We’re Still Not Over 2016
Last season’s episode in which Hillary Clinton graced the audience with her appearance was an ultimate example of how cringy, unoriginal, yet agenda-driven modern television can and wants to be. It was two aloof NYC girls fetishizing over a two-time failed presidential candidate solely based on her reproductive organs.
Promoting the image of Clinton as a caring, nurturing, and uniquely inspiring woman attempts to erase the well-documented reality in which Clinton is likely one of the most vile, corrupt, self-serving politicians in recent memory. It’s a prime example of ideologically oriented politics, in which celebrity status, identity, and vapid moral posturing reigns over actual policy and achievement.
Expectedly, the newest episode employs a similar style in which former President Obama is referenced along with his utopian vision of America—that is, until the current president ended that fantasy and the cruel, dark age of widespread oppression commenced. The formula is simple and effective. Take politicized, substance-free humor and mold it into some sort of intellectual form of rebellion. It’s hip, it’s funny—never mind that it’s also false and manipulative.
According to “Broad City’s” female writers—also the main characters—Trump’s America is so dangerous and repressive that they could simply not #resist to profit from that narrative. “Broad City” is not only capitalizing on a never-ending supply of anti-Trump hysteria but also cultivating a humor where women are reduced to vaginas, burps, and farts. The inability or unwillingness to portray women as anything other than mindless sexual objects is again central to the show’s newest season, where the audience is introduced to “anorgasmia.” That’s a chronic condition where one member of the famous duo is unable to orgasm as a result of the new presidency. Ilana even goes off camera to justify these juvenile scenes, claiming they represent “the perfect resistance art.”
The Resistance Is Good Business
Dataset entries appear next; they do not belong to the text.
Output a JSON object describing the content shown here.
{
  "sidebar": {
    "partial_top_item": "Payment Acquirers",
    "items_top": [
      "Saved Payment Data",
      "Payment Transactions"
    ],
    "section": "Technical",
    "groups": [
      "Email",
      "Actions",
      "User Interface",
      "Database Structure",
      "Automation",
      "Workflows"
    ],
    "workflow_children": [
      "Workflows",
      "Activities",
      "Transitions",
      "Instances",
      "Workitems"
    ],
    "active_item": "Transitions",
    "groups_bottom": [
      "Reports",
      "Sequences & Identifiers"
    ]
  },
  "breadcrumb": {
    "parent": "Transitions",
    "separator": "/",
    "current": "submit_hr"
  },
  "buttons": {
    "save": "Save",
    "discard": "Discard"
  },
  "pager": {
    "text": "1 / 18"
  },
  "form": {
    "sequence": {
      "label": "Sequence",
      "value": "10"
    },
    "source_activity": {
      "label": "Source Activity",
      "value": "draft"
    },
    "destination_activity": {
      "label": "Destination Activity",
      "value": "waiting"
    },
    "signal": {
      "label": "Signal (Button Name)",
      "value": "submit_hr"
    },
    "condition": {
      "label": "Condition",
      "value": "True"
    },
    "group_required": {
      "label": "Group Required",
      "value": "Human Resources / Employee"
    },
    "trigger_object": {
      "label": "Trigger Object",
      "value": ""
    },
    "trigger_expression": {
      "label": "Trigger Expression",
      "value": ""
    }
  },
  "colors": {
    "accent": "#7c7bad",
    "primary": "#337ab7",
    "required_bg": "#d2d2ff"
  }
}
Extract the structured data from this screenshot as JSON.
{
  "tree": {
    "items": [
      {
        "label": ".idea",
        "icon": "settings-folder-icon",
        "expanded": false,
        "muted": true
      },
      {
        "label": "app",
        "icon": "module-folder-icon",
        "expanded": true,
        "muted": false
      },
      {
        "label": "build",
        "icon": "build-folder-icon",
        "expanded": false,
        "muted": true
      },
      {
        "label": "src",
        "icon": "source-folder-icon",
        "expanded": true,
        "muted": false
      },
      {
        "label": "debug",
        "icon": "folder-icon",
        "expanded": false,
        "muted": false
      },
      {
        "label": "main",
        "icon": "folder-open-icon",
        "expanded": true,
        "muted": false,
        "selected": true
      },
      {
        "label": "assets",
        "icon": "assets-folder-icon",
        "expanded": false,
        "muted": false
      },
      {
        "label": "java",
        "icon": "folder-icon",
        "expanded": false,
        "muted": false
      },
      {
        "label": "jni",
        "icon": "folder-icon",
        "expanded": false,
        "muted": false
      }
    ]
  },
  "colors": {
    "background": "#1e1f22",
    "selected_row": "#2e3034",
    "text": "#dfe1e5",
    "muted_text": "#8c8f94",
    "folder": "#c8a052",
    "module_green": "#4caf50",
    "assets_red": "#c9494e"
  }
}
Meanwhile, to many of us stationed outside the gritty and overpriced coastal incubators, these so-called art forms have never felt more insincere and uninspiring. That’s especially so if you consider the rising sea of comedians, singers, models, authors, and other careerists exploiting the anti-Trump narrative to further their own egotistical and financial aspirations, all in chorus claiming to fight some sort of imaginary tyranny against women, minorities, and all other grievance groups.
Simply put, if your strategy now is to monetize perceived or real societal oppressions and victimhood, why did you overlook the quite extensive list of issues, often inside the very bubbles of NYC and alike, that existed long before Donald Trump swept the presidency? Are these issues simply more important because a conservative leader is now at the helm rather than their actual root causes? The new season effectively demonstrates the uneven nature of political activism increasingly common across the television and film industry.
“Broad City” also effortlessly displays the homogeneity of what an ideal progressive society would look like. Overtly sexualized, consistently intoxicated, and completely carefree are the hive-minded youth whom “Broad City” so vividly attempts to popularize. This one-dimensional and excessively decadent approach to modern entertainment is truly concerning. Rabid intolerance and hatred towards any opposing view is camouflaged with “tolerance,” “openness,” and “love.” Virtue signaling, sanctimonious lecturing, and temper tantrums are the foundations of a newly emerging TV genre in Trump’s America.